Classic quantitative assay for detection of antigen-antibody reactions using a radioactively labeled substance (radioligand) either directly or indirectly to measure the binding of the unlabeled substance to a specific antibody or other receptor system. Non-immunogenic substances (e.g., haptens) can be measured if coupled to larger carrier proteins (e.g., bovine gamma-globulin or human serum albumin) capable of inducing antibody formation.
An endocellulase with specificity for the hydrolysis of 1,4-beta-glucosidic linkages in CELLULOSE, lichenin, and cereal beta-glucans.
A proteolytic enzyme obtained from Carica papaya. It is also the name used for a purified mixture of papain and CHYMOPAPAIN that is used as a topical enzymatic debriding agent. EC 18.104.22.168.

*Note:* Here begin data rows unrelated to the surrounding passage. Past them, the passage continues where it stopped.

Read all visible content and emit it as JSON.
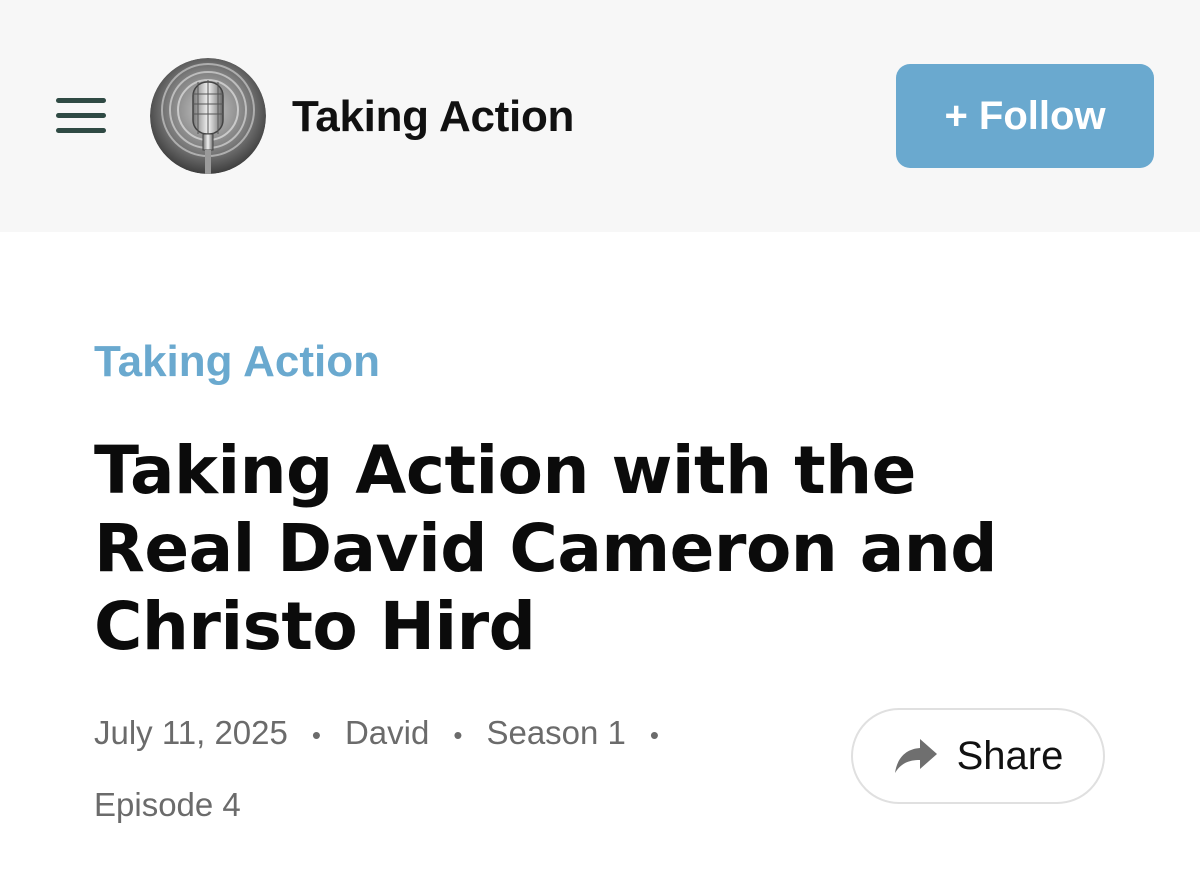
{
  "header": {
    "podcast_name": "Taking Action",
    "follow_label": "+ Follow"
  },
  "episode": {
    "category": "Taking Action",
    "title": "Taking Action with the Real David Cameron and Christo Hird",
    "date": "July 11, 2025",
    "author": "David",
    "season": "Season 1",
    "episode_number": "Episode 4",
    "separator": "•"
  },
  "share": {
    "label": "Share"
  },
  "colors": {
    "accent": "#6aa9cf",
    "header_bg": "#f7f7f7",
    "menu_icon": "#2f4a44"
  },
  "icons": [
    "hamburger-menu-icon",
    "microphone-logo-icon",
    "share-arrow-icon"
  ]
}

Any liquid or solid preparation made specifically for the growth, storage, or transport of microorganisms or other types of cells. The variety of media that exist allow for the culturing of specific microorganisms and cell types, such as differential media, selective media, test media, and defined media. Solid media consist of liquid media that have been solidified with an agent such as AGAR or GELATIN.
Venoms from snakes of the subfamily Crotalinae or pit vipers, found mostly in the Americas. They include the rattlesnake, cottonmouth, fer-de-lance, bushmaster, and American copperhead. Their venoms contain nontoxic proteins, cardio-, hemo-, cyto-, and neurotoxins, and many enzymes, especially phospholipases A. Many of the toxins have been characterized.
Proteins that share the common characteristic of binding to carbohydrates. Some ANTIBODIES and carbohydrate-metabolizing proteins (ENZYMES) also bind to carbohydrates, however they are not considered lectins. PLANT LECTINS are carbohydrate-binding proteins that have been primarily identified by their hemagglutinating activity (HEMAGGLUTININS). However, a variety of lectins occur in animal species where they serve diverse array of functions through specific carbohydrate recognition.
Cytochrome c Group
The systematic study of the complete complement of proteins (PROTEOME) of organisms.